Most psychosomatic stress disorder symptoms are mostly caused by physical ailments. As such, the primary treatment should be medications, lifestyle changes such as diet and exercise, and surgery if needed. That being said, to truly heal and completely relive symptoms including chronic pain, every cause must be taken into consideration.
Also known as “talking therapy,” psychotherapy is the primary way mental health professionals diagnose mental illness. Through sessions of talking out the patient’s perceptions of their illness and their life experiences, doctors attempt to determine the type of mental disorder and recommend treatment.
Life takes its toll on our minds and body. The goal of psychoanalysis is to understand how the experiences in our lives have impacted our mental health. It is a lengthy process and requires the patient to fully commit to the treatment.

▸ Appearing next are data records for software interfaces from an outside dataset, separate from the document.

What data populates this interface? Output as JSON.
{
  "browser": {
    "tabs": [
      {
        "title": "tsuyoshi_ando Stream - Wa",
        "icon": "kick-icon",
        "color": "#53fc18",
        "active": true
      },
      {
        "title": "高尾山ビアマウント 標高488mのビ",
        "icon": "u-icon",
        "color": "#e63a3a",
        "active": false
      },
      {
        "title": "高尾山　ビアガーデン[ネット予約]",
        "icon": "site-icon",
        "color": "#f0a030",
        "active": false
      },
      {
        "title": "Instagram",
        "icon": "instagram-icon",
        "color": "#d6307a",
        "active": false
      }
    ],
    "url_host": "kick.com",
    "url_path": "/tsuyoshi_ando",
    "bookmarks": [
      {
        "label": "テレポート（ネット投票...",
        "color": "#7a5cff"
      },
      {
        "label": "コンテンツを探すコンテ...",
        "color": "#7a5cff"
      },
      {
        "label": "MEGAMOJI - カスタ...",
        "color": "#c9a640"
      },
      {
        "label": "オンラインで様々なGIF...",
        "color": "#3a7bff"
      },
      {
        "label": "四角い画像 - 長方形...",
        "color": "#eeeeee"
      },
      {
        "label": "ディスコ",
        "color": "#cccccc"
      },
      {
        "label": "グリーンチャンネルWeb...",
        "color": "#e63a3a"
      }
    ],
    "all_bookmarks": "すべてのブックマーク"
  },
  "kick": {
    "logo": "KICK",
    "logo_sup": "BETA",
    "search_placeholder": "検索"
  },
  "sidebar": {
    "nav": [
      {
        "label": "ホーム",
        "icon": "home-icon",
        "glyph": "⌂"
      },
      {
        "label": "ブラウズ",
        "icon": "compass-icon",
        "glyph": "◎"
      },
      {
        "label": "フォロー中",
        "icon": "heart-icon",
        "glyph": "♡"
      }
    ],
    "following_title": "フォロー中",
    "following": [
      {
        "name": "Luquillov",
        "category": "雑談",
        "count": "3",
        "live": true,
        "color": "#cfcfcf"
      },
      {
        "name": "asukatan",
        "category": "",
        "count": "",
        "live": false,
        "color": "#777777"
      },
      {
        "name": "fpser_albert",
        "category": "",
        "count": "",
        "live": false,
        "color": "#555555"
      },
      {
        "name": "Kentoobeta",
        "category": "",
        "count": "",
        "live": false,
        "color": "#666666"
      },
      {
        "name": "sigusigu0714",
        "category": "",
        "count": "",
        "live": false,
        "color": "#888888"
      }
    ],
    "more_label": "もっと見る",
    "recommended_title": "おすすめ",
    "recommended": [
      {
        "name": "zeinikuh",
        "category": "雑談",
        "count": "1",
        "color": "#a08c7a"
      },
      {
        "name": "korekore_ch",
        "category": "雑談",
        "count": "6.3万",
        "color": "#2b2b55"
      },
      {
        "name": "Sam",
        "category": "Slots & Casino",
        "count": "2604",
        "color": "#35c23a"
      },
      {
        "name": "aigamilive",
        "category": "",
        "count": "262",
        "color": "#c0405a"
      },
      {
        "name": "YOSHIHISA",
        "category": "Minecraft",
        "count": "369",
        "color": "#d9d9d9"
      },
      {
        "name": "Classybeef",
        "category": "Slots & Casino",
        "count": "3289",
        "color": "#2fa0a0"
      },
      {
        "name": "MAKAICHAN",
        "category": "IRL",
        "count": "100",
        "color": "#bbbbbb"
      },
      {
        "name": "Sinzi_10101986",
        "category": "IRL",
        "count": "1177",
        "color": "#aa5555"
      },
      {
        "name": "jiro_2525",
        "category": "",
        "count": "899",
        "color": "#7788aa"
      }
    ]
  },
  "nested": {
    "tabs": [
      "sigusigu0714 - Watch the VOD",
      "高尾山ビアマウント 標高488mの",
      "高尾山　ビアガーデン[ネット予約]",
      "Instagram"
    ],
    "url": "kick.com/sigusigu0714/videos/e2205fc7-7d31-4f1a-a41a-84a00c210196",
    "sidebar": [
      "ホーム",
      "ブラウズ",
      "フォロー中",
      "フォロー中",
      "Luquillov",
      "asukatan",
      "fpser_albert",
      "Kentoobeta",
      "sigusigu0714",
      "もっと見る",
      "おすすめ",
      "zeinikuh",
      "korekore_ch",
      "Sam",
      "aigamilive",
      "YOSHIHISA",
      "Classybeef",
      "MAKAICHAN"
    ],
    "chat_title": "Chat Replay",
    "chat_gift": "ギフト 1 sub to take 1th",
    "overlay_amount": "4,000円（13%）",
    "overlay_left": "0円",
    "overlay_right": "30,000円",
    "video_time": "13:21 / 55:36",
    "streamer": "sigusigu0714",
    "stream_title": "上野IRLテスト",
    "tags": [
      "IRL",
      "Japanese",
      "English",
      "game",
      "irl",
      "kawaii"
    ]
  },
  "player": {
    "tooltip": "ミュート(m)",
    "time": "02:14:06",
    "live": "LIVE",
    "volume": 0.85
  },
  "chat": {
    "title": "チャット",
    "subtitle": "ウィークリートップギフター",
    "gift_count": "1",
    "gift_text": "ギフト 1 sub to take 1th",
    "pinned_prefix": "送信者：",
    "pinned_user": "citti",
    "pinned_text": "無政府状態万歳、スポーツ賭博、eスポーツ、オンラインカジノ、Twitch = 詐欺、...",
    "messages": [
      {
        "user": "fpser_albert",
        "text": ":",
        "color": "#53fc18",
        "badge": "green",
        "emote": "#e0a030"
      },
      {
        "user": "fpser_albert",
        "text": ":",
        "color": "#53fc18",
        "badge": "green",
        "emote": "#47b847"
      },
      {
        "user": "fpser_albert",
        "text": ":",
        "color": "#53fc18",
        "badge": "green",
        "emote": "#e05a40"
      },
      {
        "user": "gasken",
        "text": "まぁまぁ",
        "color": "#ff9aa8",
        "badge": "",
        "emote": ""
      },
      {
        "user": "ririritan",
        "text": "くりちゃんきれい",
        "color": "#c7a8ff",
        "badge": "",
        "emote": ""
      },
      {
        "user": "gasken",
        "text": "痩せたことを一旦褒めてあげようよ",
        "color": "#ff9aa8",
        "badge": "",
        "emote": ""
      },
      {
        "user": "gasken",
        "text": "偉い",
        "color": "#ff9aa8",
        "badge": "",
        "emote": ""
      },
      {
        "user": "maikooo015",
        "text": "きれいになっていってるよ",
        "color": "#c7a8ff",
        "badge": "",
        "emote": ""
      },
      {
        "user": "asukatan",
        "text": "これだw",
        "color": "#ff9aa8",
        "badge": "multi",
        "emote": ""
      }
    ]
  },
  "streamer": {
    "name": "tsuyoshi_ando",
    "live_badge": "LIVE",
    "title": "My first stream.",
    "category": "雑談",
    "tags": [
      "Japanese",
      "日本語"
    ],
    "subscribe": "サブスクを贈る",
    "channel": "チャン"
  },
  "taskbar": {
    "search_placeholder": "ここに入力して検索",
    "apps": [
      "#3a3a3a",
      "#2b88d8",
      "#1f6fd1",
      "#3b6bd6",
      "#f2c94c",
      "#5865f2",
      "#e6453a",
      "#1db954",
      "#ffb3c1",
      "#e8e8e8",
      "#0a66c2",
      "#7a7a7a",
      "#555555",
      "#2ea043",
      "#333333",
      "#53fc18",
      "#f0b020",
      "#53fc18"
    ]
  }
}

Psychoanalysis is a complete therapy as it dives deep into the patient’s psyche to reveal underlying causes of mental illness such as childhood trauma or abuse that the patient may not even consciously remember. It is not a perfect science and has only been practiced since the time of its founder, Sigmund Freud (1856 – 1939). However, the evidence points to psychoanalysis as a highly effective therapy for mental illness, especially for deep rooted physiological problems.
Cognitive Behavior Therapy
You may have heard that our thoughts control our reality. Cognitive behavior therapy seeks to identify the thoughts and beliefs that contribute to our mental health issues. Once the self-limiting and destructive thoughts and beliefs are systematicaly identified the work of changing them to healthy ones can begin.
The above mental health treatments are the most commonly thought to be effective in treating the mental side of psychosomatic disorders, but there are many others that could be just as effective or more effective including:
- Group psychotherapy
- Electroconvulsive therapy
- Abreaction therapy
- Acupuncture therapy
Mental illness is a serious issue in our society with tens of millions of Americans suffering from mental illnesses. What’s more, it is estimated that less than half of these conditions are ever treated by mental health professionals. The statistics are heartbreaking and these facts show that the stigma of mental illness being an “inherent personality weakness” must be overcome if we are to improve the health of humanity as a whole.
A Holistic Approach
It is clear that our health is not a purely physical system, nor is it only a mental construct. The holistic medicine approach to health has been embraced by civilization since ancient times. In the interest of improving the lives of millions of people, it may be time to proactively seek to merge treatments of the mind and body.
Take control of your health. To treat your chronic pain from the physical side seek out a “chiropractor near me” and consult your physician. If your condition doesn’t improve you should consider seeing a mental health professional as your chronic pain may need to be treated holistically.
Be Kind to Yourself
In the end, the truth is we are responsible for our health. When our body tells us somethings wrong, it is our duty to listen and act accordingly. The decisions we make in seeking treatment of the many types of psychosomatic disorders directly impacts our quality of life.
Chronic pain is a symptom of health issues, but can only be fully cured by attacking the root cause of the pain. Whatever the cause of your chronic pain, either physical, mental, or both you owe it to yourself to find out. For more life-changing articles about your wellness keep reading our blog.